- Work required
The entries below should be repeated exactly, with no pictures carried over.

□ □ □

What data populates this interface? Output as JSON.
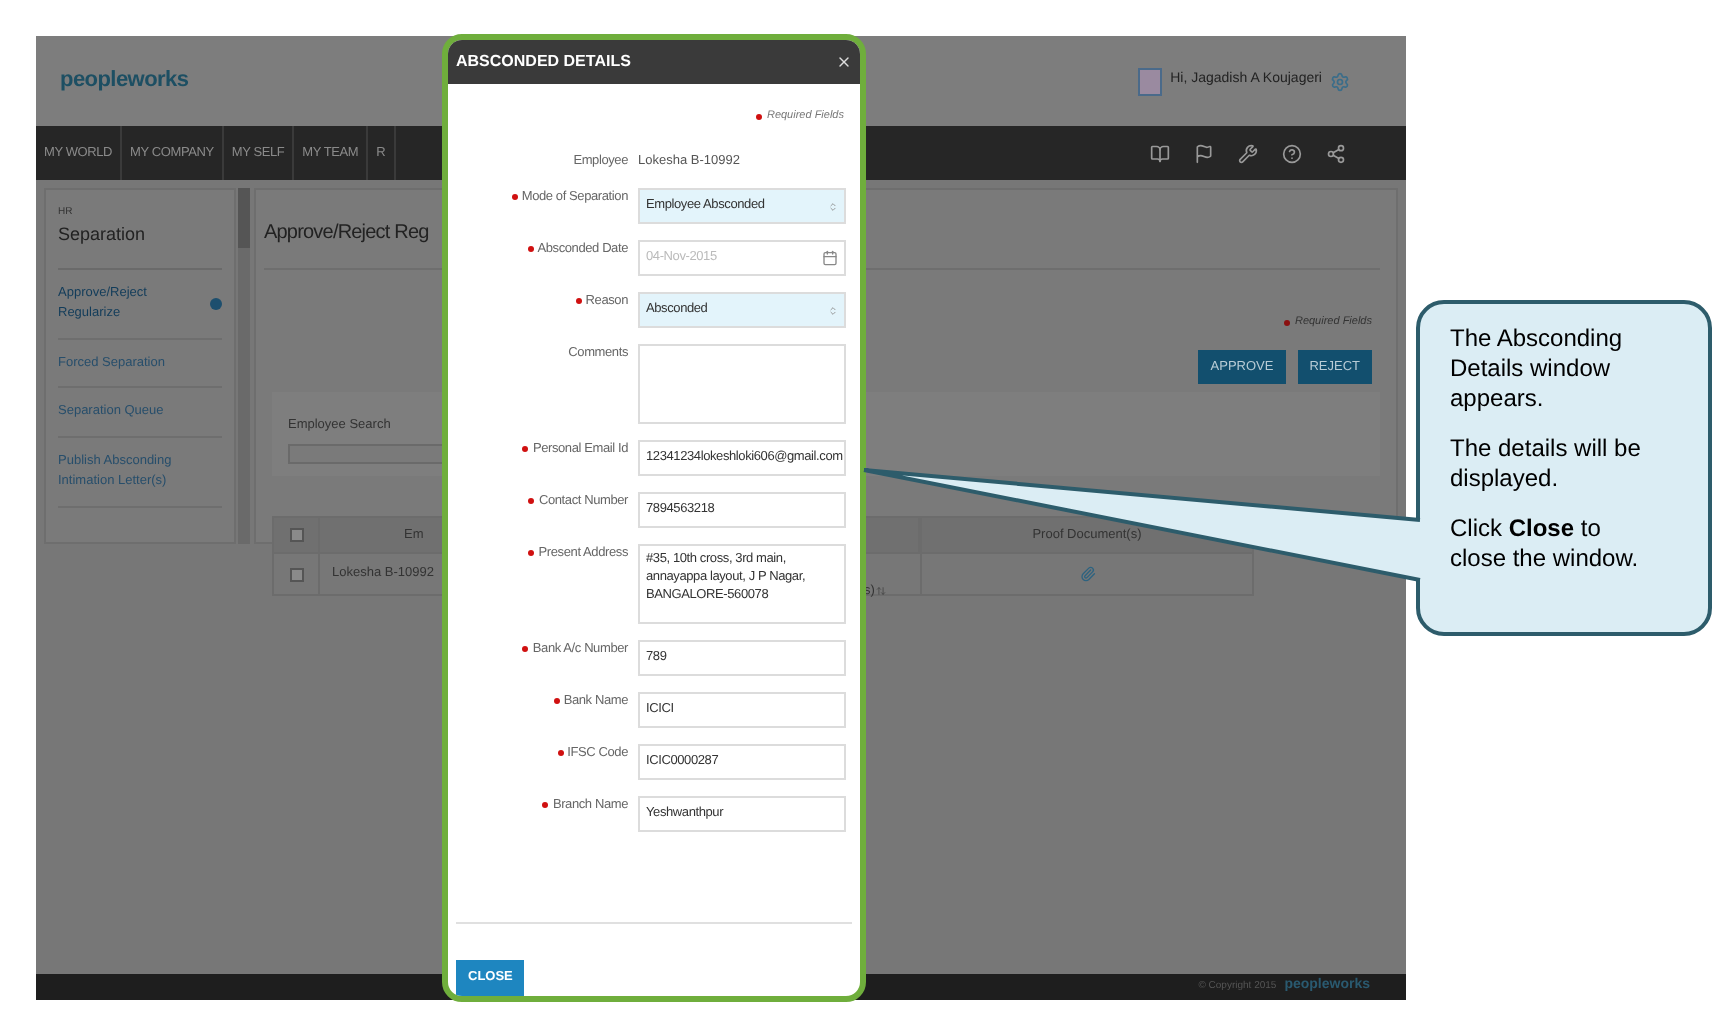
{
  "app": {
    "logo": "peopleworks",
    "user_greeting": "Hi, Jagadish A Koujageri"
  },
  "nav": [
    {
      "label": "MY WORLD"
    },
    {
      "label": "MY COMPANY"
    },
    {
      "label": "MY SELF"
    },
    {
      "label": "MY TEAM"
    },
    {
      "label": "R"
    }
  ],
  "sidebar": {
    "section": "HR",
    "title": "Separation",
    "items": [
      {
        "label": "Approve/Reject Regularize",
        "selected": true
      },
      {
        "label": "Forced Separation",
        "selected": false
      },
      {
        "label": "Separation Queue",
        "selected": false
      },
      {
        "label": "Publish Absconding Intimation Letter(s)",
        "selected": false
      }
    ]
  },
  "main": {
    "title": "Approve/Reject Reg",
    "required_note": "Required Fields",
    "buttons": [
      "APPROVE",
      "REJECT"
    ],
    "search_label": "Employee Search",
    "table": {
      "header_checked": false,
      "columns": [
        "Em",
        "s)",
        "Proof Document(s)"
      ],
      "rows": [
        {
          "checked": false,
          "column_2": "Lokesha B-10992"
        }
      ]
    }
  },
  "footer": {
    "copyright": "© Copyright 2015",
    "logo": "peopleworks"
  },
  "dialog": {
    "title": "ABSCONDED DETAILS",
    "required_note": "Required Fields",
    "close_button": "CLOSE",
    "fields": [
      {
        "kind": "static",
        "label": "Employee",
        "value": "Lokesha B-10992",
        "required": false
      },
      {
        "kind": "select",
        "label": "Mode of Separation",
        "value": "Employee Absconded",
        "required": true
      },
      {
        "kind": "date",
        "label": "Absconded Date",
        "value": "04-Nov-2015",
        "required": true,
        "disabled": true
      },
      {
        "kind": "select",
        "label": "Reason",
        "value": "Absconded",
        "required": true
      },
      {
        "kind": "textarea",
        "label": "Comments",
        "required": false
      },
      {
        "kind": "input",
        "label": "Personal Email Id",
        "value": "12341234lokeshloki606@gmail.com",
        "required": true
      },
      {
        "kind": "input",
        "label": "Contact Number",
        "value": "7894563218",
        "required": true
      },
      {
        "kind": "textarea",
        "label": "Present Address",
        "value": "#35, 10th cross, 3rd main, annayappa layout, J P Nagar, BANGALORE-560078",
        "required": true
      },
      {
        "kind": "input",
        "label": "Bank A/c Number",
        "value": "789",
        "required": true
      },
      {
        "kind": "input",
        "label": "Bank Name",
        "value": "ICICI",
        "required": true
      },
      {
        "kind": "input",
        "label": "IFSC Code",
        "value": "ICIC0000287",
        "required": true
      },
      {
        "kind": "input",
        "label": "Branch Name",
        "value": "Yeshwanthpur",
        "required": true
      }
    ]
  },
  "callout": {
    "paragraphs": [
      "The Absconding Details window appears.",
      "The details will be displayed.",
      "Click **Close** to close the window."
    ]
  }
}
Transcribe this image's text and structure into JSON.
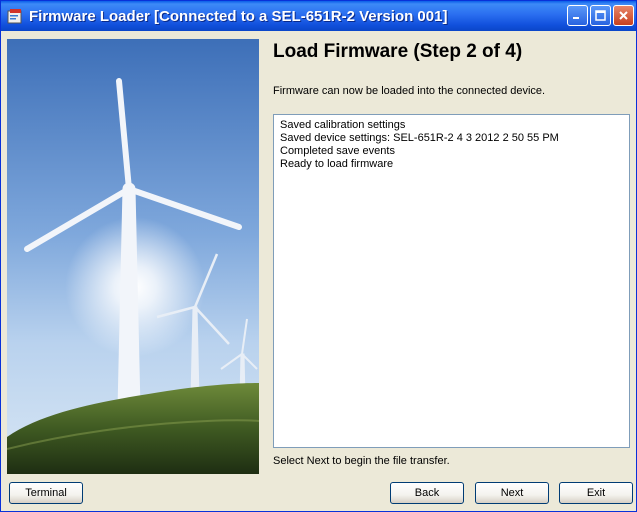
{
  "window": {
    "title": "Firmware Loader [Connected to a SEL-651R-2 Version 001]",
    "accent_color": "#2a6ef0",
    "controls": {
      "minimize_icon": "minimize-icon",
      "maximize_icon": "maximize-icon",
      "close_icon": "close-icon"
    }
  },
  "wizard": {
    "step_title": "Load Firmware (Step 2 of 4)",
    "info_text": "Firmware can now be loaded into the connected device.",
    "log_lines": [
      "Saved calibration settings",
      "Saved device settings: SEL-651R-2 4 3 2012 2 50 55 PM",
      "Completed save events",
      "Ready to load firmware"
    ],
    "hint_text": "Select Next to begin the file transfer."
  },
  "buttons": {
    "terminal": "Terminal",
    "back": "Back",
    "next": "Next",
    "exit": "Exit"
  }
}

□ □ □

- Result of the task
What data populates this interface? Output as JSON.
{
  "app": {
    "logo": "peopleworks",
    "user_greeting": "Hi, Jagadish A Koujageri"
  },
  "nav": [
    {
      "label": "MY WORLD"
    },
    {
      "label": "MY COMPANY"
    },
    {
      "label": "MY SELF"
    },
    {
      "label": "MY TEAM"
    },
    {
      "label": "R"
    }
  ],
  "sidebar": {
    "section": "HR",
    "title": "Separation",
    "items": [
      {
        "label": "Approve/Reject Regularize",
        "selected": true
      },
      {
        "label": "Forced Separation",
        "selected": false
      },
      {
        "label": "Separation Queue",
        "selected": false
      },
      {
        "label": "Publish Absconding Intimation Letter(s)",
        "selected": false
      }
    ]
  },
  "main": {
    "title": "Approve/Reject Reg",
    "required_note": "Required Fields",
    "buttons": [
      "APPROVE",
      "REJECT"
    ],
    "search_label": "Employee Search",
    "table": {
      "header_checked": false,
      "columns": [
        "Em",
        "s)",
        "Proof Document(s)"
      ],
      "rows": [
        {
          "checked": false,
          "column_2": "Lokesha B-10992"
        }
      ]
    }
  },
  "footer": {
    "copyright": "© Copyright 2015",
    "logo": "peopleworks"
  },
  "dialog": {
    "title": "ABSCONDED DETAILS",
    "required_note": "Required Fields",
    "close_button": "CLOSE",
    "fields": [
      {
        "kind": "static",
        "label": "Employee",
        "value": "Lokesha B-10992",
        "required": false
      },
      {
        "kind": "select",
        "label": "Mode of Separation",
        "value": "Employee Absconded",
        "required": true
      },
      {
        "kind": "date",
        "label": "Absconded Date",
        "value": "04-Nov-2015",
        "required": true,
        "disabled": true
      },
      {
        "kind": "select",
        "label": "Reason",
        "value": "Absconded",
        "required": true
      },
      {
        "kind": "textarea",
        "label": "Comments",
        "required": false
      },
      {
        "kind": "input",
        "label": "Personal Email Id",
        "value": "12341234lokeshloki606@gmail.com",
        "required": true
      },
      {
        "kind": "input",
        "label": "Contact Number",
        "value": "7894563218",
        "required": true
      },
      {
        "kind": "textarea",
        "label": "Present Address",
        "value": "#35, 10th cross, 3rd main, annayappa layout, J P Nagar, BANGALORE-560078",
        "required": true
      },
      {
        "kind": "input",
        "label": "Bank A/c Number",
        "value": "789",
        "required": true
      },
      {
        "kind": "input",
        "label": "Bank Name",
        "value": "ICICI",
        "required": true
      },
      {
        "kind": "input",
        "label": "IFSC Code",
        "value": "ICIC0000287",
        "required": true
      },
      {
        "kind": "input",
        "label": "Branch Name",
        "value": "Yeshwanthpur",
        "required": true
      }
    ]
  },
  "callout": {
    "paragraphs": [
      "The Absconding Details window appears.",
      "The details will be displayed.",
      "Click **Close** to close the window."
    ]
  }
}
Transcribe this image's text and structure into JSON.
{
  "window": {
    "title": "Firmware Loader [Connected to a SEL-651R-2 Version 001]",
    "accent_color": "#2a6ef0",
    "controls": {
      "minimize_icon": "minimize-icon",
      "maximize_icon": "maximize-icon",
      "close_icon": "close-icon"
    }
  },
  "wizard": {
    "step_title": "Load Firmware (Step 2 of 4)",
    "info_text": "Firmware can now be loaded into the connected device.",
    "log_lines": [
      "Saved calibration settings",
      "Saved device settings: SEL-651R-2 4 3 2012 2 50 55 PM",
      "Completed save events",
      "Ready to load firmware"
    ],
    "hint_text": "Select Next to begin the file transfer."
  },
  "buttons": {
    "terminal": "Terminal",
    "back": "Back",
    "next": "Next",
    "exit": "Exit"
  }
}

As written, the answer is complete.